Not too long ago, we’ve reviewed Windows 8 Consumer Preview, a view of what’s to come in Windows 8 when Microsoft will finally release it. We’ve made some points on how the design was elegant, yet there were a few things that might disappoint some users. This time, Microsoft released the Windows 8 Release Preview to give you a final peek at what you’re going to expect when Windows 8 comes out. The release preview might give us some insight after all on what Microsoft intends for this new operating system and how we’ll be able to work with it in the future.
Note that nothing in Windows 8’s Release Preview is final. However, Microsoft might just do a couple of minor adjustments after this. What you see is very close to the final product.
You can download Microsoft’s Windows 8 Release Preview here, if you’d like. Do not install this on a partition as an upgrade to your current primary installation. Install it on either a new drive, new partition, an unused computer, or a virtual machine (like I do). You’ll get a key that you need to write down once you start the installation.
Well, the introductory screen is rather cute and similar to the one we’ve seen in Windows 8 CP:
There seem to be more colors to choose from, empowering you to personalize your computer more. The next steps are just a bunch of configuration mumbo jumbo we’ve already covered in our review of Windows 8 CP, so let’s move on.

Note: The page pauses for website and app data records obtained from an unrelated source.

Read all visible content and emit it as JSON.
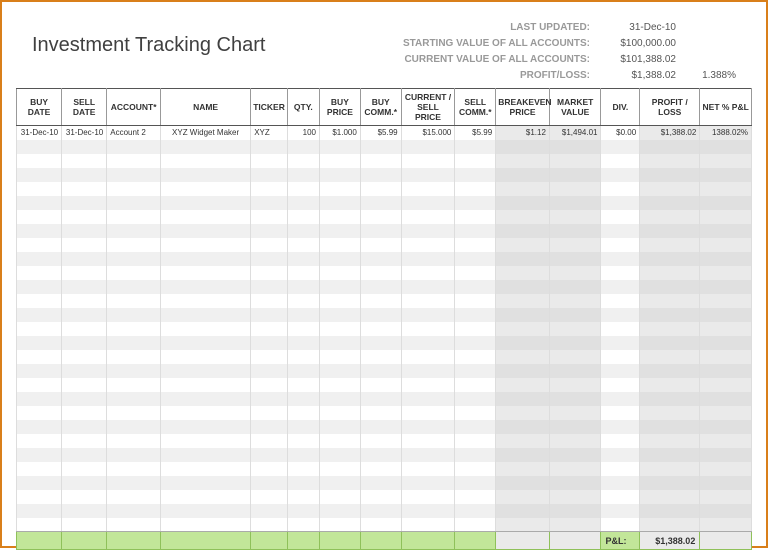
{
  "title": "Investment Tracking Chart",
  "summary": {
    "last_updated_label": "LAST UPDATED:",
    "last_updated_value": "31-Dec-10",
    "starting_label": "STARTING VALUE OF ALL ACCOUNTS:",
    "starting_value": "$100,000.00",
    "current_label": "CURRENT VALUE OF ALL ACCOUNTS:",
    "current_value": "$101,388.02",
    "pl_label": "PROFIT/LOSS:",
    "pl_value": "$1,388.02",
    "pl_pct": "1.388%"
  },
  "columns": [
    "BUY DATE",
    "SELL DATE",
    "ACCOUNT*",
    "NAME",
    "TICKER",
    "QTY.",
    "BUY PRICE",
    "BUY COMM.*",
    "CURRENT / SELL PRICE",
    "SELL COMM.*",
    "BREAKEVEN PRICE",
    "MARKET VALUE",
    "DIV.",
    "PROFIT / LOSS",
    "NET % P&L"
  ],
  "rows": [
    {
      "buy_date": "31-Dec-10",
      "sell_date": "31-Dec-10",
      "account": "Account 2",
      "name": "XYZ Widget Maker",
      "ticker": "XYZ",
      "qty": "100",
      "buy_price": "$1.000",
      "buy_comm": "$5.99",
      "current": "$15.000",
      "sell_comm": "$5.99",
      "breakeven": "$1.12",
      "market": "$1,494.01",
      "div": "$0.00",
      "pl": "$1,388.02",
      "net_pct": "1388.02%"
    }
  ],
  "footer": {
    "label": "P&L:",
    "value": "$1,388.02"
  },
  "blank_row_count": 28
}
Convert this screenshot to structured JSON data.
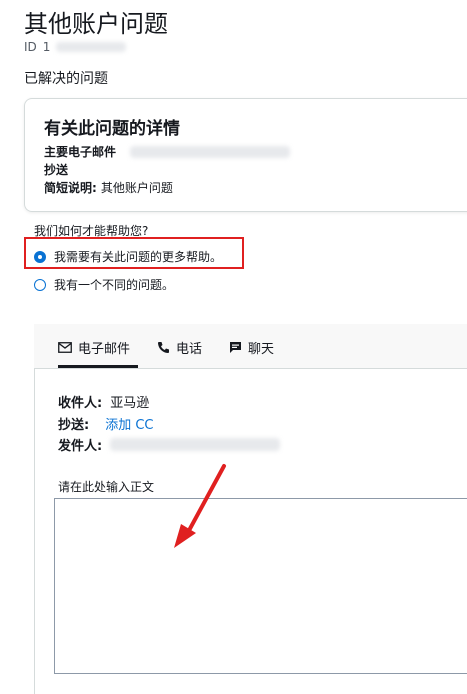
{
  "header": {
    "title": "其他账户问题",
    "case_id_label": "ID",
    "case_id_value": "1",
    "status": "已解决的问题"
  },
  "details": {
    "title": "有关此问题的详情",
    "primary_email_label": "主要电子邮件",
    "cc_label": "抄送",
    "summary_label": "简短说明:",
    "summary_value": "其他账户问题"
  },
  "help": {
    "question": "我们如何才能帮助您?",
    "options": [
      {
        "label": "我需要有关此问题的更多帮助。",
        "selected": true
      },
      {
        "label": "我有一个不同的问题。",
        "selected": false
      }
    ]
  },
  "contact": {
    "tabs": [
      {
        "label": "电子邮件",
        "icon": "mail-icon",
        "active": true
      },
      {
        "label": "电话",
        "icon": "phone-icon",
        "active": false
      },
      {
        "label": "聊天",
        "icon": "chat-icon",
        "active": false
      }
    ],
    "to_label": "收件人:",
    "to_value": "亚马逊",
    "cc_label": "抄送:",
    "add_cc": "添加 CC",
    "from_label": "发件人:",
    "body_label": "请在此处输入正文",
    "body_value": ""
  },
  "colors": {
    "accent": "#0972d3",
    "highlight": "#e02020",
    "text": "#16191f"
  }
}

The next step was to sign in to your Microsoft account. You can use any Windows Live account to be able to store app data and other configurations particular to your Windows installation. The setup also allows you to enter a phone number with which to receive an SMS when you want to recover the account in case you lose your password.
After the setup’s complete, I see the usual Metro screen, only slightly different:
The Start screen’s background has changed, but nothing much overall is different. The task manager and other features we had a look at are the same. Now here’s what’s different in the Release Preview:
- Metro interface is much smoother operating from a mouse and keyboard. Others who have installed the update on tablets have tested it and found it to be very smooth as well.
- Response time is excellent even on a virtualization environment.
- It’s easier to navigate the charms and open apps bars through the mouse.
This kind of improvement in performance might make the actual release of Windows 8 something to look forward to.
Although there are a lot of users who are understandably upset at the interface changes, it’s just because you have something to get used to. Some people weren’t terribly excited when Microsoft made the transition from MS-DOS 4.0 to a fully-functional desktop GUI.
Because of the difficulties some people might encounter while trying to get used to the Metro/Desktop interfaces, Microsoft has promised that it will integrate a tutorial interface that will come packaged with Windows 8’s release, allowing people to learn how to use the interface without having to figure out the ropes on their own.
Any comments? Questions? Insights? Leave them below in the comments section!